The New York Times journalist sat down with Mr Trump three times for her upcoming book Confidence Man: The Making of Donald Trump and the Breaking of America, which chronicles his path from New York businessman to president.
In one candid moment, detailed in an excerpt published in The Atlantic on Sunday, Mr Trump appeared to admit that it was his desire for fame that ultimately led him to enter the White House race.
“The question I get asked more than any other question: ‘If you had it to do again, would you have done it?’” Mr Trump told her about running.
“The answer is, yeah, I think so. Because here’s the way I look at it. I have so many rich friends and nobody knows who they are.”
Ms Haberman goes on to note that the former president’s first thought about his role in office was to be “a vehicle for fame”.

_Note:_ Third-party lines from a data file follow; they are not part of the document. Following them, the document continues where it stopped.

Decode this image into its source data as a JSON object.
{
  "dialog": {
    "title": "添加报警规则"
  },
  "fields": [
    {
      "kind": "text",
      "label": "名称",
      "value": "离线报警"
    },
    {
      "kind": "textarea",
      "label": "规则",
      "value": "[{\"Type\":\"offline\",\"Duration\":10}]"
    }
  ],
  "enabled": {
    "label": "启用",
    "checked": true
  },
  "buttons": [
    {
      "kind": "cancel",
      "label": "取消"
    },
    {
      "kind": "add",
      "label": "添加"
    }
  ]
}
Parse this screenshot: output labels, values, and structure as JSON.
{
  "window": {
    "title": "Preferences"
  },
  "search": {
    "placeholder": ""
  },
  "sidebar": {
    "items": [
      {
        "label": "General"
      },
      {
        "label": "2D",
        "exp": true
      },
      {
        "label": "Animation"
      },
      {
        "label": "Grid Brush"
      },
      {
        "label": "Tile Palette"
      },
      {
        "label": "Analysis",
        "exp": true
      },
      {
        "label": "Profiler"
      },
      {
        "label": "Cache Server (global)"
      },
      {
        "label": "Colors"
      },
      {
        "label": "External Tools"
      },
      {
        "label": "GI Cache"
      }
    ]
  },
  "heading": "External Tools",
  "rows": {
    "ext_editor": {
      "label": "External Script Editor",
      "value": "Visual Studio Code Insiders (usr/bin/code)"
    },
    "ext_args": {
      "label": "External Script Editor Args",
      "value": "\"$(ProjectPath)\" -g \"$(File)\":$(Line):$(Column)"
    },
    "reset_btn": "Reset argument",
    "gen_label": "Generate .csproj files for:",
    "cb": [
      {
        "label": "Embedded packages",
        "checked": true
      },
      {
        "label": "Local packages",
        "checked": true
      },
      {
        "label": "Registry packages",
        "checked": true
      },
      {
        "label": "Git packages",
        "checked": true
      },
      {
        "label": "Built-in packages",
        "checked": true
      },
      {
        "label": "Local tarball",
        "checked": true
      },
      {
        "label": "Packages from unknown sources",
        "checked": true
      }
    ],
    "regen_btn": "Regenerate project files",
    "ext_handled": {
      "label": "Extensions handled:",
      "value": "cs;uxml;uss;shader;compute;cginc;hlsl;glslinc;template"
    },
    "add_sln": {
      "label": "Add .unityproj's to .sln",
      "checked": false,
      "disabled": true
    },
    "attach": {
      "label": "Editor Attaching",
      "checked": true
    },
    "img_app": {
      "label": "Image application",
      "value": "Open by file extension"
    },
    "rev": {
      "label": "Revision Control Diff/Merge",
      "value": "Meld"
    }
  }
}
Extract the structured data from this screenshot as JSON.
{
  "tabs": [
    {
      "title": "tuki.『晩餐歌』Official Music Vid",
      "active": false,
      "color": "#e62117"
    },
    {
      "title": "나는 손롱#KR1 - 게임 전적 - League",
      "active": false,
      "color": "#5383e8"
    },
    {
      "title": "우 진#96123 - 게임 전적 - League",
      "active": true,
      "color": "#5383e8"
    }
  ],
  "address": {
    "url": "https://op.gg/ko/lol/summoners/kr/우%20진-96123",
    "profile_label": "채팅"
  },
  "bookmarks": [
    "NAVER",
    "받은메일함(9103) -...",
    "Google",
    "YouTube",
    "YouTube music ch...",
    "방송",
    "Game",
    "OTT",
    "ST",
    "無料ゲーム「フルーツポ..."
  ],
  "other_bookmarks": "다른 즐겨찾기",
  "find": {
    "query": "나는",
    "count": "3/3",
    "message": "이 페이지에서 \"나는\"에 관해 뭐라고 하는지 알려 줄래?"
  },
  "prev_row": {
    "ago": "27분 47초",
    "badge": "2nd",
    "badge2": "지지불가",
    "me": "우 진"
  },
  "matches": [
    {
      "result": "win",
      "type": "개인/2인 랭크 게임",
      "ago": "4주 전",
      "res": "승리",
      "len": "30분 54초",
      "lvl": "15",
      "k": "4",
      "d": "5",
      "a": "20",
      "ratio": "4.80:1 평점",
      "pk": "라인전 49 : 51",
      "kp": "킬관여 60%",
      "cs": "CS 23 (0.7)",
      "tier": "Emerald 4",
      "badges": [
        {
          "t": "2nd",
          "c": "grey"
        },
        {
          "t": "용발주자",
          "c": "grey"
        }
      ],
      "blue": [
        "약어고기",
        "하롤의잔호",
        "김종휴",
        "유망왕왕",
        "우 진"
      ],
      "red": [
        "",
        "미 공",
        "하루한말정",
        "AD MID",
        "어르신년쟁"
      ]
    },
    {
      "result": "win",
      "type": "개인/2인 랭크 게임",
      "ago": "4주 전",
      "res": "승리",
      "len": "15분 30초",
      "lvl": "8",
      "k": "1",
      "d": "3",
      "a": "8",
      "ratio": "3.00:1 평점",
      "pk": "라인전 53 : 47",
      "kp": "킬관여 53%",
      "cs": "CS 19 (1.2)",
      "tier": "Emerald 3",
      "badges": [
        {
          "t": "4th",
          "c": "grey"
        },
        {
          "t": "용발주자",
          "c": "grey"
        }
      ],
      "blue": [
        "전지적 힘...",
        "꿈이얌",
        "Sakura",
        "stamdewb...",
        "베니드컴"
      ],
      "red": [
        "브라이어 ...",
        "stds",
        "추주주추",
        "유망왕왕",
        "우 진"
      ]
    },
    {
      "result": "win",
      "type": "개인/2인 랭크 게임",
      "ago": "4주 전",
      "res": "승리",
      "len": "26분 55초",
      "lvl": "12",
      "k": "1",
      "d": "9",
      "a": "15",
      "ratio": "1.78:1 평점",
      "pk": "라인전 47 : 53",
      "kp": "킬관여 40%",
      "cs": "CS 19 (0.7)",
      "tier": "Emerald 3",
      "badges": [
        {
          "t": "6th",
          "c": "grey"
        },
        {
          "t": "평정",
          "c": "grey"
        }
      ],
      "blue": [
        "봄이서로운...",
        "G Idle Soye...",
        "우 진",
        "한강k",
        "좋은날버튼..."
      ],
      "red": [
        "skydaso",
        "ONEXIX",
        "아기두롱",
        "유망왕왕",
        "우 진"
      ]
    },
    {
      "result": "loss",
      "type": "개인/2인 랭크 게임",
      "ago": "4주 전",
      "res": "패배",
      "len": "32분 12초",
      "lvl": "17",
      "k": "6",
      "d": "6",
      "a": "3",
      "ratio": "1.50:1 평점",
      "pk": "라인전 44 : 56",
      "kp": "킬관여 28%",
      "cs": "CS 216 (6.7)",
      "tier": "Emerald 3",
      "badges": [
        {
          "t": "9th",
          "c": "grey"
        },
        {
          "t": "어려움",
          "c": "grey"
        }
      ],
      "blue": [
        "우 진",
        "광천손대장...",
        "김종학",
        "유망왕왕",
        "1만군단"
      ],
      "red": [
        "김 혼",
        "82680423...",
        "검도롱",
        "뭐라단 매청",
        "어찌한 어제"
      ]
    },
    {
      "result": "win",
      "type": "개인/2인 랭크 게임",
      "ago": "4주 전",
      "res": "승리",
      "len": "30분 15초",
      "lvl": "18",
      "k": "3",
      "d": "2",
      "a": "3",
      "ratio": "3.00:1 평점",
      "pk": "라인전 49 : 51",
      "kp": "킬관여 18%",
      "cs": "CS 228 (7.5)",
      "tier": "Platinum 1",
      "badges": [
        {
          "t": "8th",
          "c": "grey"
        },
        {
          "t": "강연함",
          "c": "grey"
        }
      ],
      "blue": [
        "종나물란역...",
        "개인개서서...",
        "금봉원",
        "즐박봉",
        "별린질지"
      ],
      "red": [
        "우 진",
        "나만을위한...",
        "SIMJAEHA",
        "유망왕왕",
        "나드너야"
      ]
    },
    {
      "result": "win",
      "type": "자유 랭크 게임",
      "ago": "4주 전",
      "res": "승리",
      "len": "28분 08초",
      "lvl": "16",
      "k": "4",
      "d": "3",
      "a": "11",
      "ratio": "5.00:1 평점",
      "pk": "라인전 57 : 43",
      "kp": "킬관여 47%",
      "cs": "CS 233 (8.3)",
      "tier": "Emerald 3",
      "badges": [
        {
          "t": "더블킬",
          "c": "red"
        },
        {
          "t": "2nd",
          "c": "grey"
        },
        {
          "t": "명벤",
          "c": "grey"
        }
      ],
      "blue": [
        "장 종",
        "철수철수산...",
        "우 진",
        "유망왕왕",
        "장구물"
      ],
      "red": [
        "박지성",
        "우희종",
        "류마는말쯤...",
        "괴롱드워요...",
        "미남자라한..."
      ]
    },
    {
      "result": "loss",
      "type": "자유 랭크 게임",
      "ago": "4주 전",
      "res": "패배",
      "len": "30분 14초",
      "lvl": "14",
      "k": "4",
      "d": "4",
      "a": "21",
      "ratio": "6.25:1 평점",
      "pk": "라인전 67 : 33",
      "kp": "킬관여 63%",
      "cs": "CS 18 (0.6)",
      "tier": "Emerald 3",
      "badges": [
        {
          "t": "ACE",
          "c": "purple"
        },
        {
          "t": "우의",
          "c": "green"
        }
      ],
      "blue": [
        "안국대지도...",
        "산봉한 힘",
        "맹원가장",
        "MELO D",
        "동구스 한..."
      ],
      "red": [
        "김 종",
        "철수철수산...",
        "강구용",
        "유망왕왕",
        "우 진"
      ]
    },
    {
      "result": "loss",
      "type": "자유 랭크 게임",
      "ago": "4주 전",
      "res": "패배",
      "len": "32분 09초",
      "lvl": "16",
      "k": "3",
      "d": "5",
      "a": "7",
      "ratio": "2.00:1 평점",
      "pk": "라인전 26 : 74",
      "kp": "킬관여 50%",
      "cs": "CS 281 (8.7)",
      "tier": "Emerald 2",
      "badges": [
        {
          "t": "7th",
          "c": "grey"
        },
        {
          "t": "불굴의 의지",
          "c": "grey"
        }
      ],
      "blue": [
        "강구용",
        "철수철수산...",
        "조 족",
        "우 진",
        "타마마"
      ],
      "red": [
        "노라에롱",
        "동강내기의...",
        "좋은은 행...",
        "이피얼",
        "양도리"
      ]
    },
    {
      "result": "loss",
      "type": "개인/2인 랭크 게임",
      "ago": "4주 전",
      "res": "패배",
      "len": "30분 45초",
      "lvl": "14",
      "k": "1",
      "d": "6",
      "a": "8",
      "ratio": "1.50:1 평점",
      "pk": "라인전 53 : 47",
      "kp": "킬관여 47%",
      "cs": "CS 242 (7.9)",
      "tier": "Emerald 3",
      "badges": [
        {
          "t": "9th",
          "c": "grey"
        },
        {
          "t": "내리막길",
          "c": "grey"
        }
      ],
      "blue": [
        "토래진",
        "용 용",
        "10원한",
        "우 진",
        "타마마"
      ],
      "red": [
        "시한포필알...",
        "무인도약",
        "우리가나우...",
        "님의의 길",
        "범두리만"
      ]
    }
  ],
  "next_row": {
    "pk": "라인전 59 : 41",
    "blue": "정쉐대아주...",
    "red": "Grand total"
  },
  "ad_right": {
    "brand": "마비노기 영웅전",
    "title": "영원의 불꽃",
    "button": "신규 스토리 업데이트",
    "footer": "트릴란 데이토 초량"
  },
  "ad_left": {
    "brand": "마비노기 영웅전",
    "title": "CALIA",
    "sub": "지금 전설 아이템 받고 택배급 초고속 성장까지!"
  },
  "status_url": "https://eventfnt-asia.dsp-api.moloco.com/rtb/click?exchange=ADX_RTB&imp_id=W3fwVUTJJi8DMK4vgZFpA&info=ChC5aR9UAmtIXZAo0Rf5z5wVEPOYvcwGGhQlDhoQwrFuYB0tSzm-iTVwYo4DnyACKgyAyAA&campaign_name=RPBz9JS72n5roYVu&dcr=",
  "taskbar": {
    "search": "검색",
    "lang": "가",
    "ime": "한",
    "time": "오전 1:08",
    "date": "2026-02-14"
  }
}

“Yet there it was: Reflecting on the meaning of having been president of the United States, his first impulse was not to mention public service, or what he felt he’d accomplished, only that it appeared to be a vehicle for fame, and that many experiences were only worth having if someone else envied them,” she wrote.
The journalist adds that though the “candid admission” was “jarring”, it was “ultimately unsurprising”.
When she later questioned Mr Trump about what he liked about being president, she said he answered: “‘Getting things done,’ and listed a few accomplishments.”
In the wide-ranging excerpt, Mr Trump also makes derogatory comments about his fellow Republicans including Florida Governor Ron DeSantis who he branded “fat” and “whiny” and Senator Mitch McConnell who he slammed as a “a piece of s**”.
But, in perhaps the biggest bombshell from the book excerpt, Ms Haberman reveals how Mr Trump denied taking documents from the White House when he left.
“He demurred when I asked if he had taken any documents of note upon departing the White House—’nothing of great urgency, no,’ he said,” she writes.
Mr Trump then proceeded to contradict himself by mentioning letters sent by North Korean leader Kim Jong-un which he had taken from the White House to Mar-a-Lago.
When Ms Haberman asked if he was able to take the letter with him, she says Mr Trump seemed to register her surprise and backpedaled, claiming the documents were in the National Archives.
“No, I think that’s in the archives, but … Most of it is in the archives, but the Kim Jong-un letters … We have incredible things,” he told her.
This was later revealed to be false.
In February, The Washington Post revealed that the so-called “love letters” from Kim were among “multiple boxes” of White House records seized from Mar-a-Lago by the National Archives.
Fast forward to September and a criminal investigation is now under way into the former president’s unlawful retention of government secrets.
The probe comes after federal agents executed a search warrant on his Palm Beach home in August and seized 27 boxes including 11 containing classified information.
Some of the information was of the highest possible top secret classification, meaning it should never have left the custody of the government.
In the book excerpt, Ms Haberman writes that Mr Trump also hinted that he had remained in contact with the North Korean leader even after leaving the White House.
When asked whether he still had a relationship with other world leaders, she says he insisted that he was not in contact with Russia’s Vladimir Putin or China’s Xi Jinping.
But when asked about Kim, he replied: “‘Well, I don’t want to say exactly, but …’ before trailing off.”
Ms Haberman said she later learned that Mr Trump had been telling people around Mar-a-Lago that the two men were still in contact
Confidence Man will be released on 4 October.